[Dataset rows describing interfaces]
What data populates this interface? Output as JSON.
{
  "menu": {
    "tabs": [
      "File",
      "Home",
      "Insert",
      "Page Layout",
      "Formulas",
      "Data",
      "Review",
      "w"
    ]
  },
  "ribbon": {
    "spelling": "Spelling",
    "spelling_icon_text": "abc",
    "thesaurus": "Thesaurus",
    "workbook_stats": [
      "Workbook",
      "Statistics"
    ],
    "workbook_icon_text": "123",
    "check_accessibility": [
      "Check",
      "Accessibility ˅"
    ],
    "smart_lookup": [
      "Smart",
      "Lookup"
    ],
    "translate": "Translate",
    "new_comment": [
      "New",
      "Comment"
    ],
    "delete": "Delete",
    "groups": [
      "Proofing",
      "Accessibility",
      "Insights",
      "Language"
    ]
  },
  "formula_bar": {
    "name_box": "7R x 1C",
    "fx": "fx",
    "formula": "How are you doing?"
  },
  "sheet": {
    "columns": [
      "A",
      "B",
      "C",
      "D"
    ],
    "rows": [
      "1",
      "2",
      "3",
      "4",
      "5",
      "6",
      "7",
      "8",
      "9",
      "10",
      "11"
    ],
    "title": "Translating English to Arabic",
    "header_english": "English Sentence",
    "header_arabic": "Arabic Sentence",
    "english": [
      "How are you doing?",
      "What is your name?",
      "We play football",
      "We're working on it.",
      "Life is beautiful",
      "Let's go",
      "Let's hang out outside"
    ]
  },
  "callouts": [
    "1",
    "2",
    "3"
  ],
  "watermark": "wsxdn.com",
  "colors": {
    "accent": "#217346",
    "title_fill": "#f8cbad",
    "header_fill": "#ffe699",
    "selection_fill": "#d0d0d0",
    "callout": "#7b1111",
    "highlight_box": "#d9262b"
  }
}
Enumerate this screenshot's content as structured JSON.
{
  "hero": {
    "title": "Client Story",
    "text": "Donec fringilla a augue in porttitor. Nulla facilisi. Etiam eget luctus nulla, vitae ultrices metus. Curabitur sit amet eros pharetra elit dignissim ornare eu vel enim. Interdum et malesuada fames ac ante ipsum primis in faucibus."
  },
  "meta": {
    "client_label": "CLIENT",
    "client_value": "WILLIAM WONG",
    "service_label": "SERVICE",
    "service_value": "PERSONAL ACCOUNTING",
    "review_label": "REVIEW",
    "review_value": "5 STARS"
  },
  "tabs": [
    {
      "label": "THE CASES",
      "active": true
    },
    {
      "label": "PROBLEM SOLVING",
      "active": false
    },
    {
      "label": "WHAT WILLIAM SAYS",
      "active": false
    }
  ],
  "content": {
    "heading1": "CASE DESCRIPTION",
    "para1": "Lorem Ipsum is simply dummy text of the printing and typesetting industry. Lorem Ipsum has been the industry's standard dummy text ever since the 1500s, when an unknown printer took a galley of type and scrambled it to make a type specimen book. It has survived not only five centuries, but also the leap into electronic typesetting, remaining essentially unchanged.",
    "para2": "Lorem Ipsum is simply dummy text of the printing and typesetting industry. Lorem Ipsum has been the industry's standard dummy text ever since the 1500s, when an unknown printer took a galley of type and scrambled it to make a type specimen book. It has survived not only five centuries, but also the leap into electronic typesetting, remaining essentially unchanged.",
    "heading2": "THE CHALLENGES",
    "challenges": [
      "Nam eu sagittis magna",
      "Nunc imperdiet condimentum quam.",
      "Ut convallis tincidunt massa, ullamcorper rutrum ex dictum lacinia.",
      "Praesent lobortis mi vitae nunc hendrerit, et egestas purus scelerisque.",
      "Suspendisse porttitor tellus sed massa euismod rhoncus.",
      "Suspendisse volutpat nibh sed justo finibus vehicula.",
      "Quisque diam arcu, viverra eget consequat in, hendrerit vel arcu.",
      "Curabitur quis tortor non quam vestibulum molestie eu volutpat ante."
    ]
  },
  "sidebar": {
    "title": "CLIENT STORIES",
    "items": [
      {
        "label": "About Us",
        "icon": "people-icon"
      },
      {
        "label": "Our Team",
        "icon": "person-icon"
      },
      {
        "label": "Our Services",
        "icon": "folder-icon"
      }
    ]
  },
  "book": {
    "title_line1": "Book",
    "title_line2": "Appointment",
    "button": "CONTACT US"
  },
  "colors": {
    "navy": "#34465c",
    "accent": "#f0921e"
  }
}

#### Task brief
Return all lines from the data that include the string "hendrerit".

#### Completed task
      "Praesent lobortis mi vitae nunc hendrerit, et egestas purus scelerisque.",
      "Quisque diam arcu, viverra eget consequat in, hendrerit vel arcu.",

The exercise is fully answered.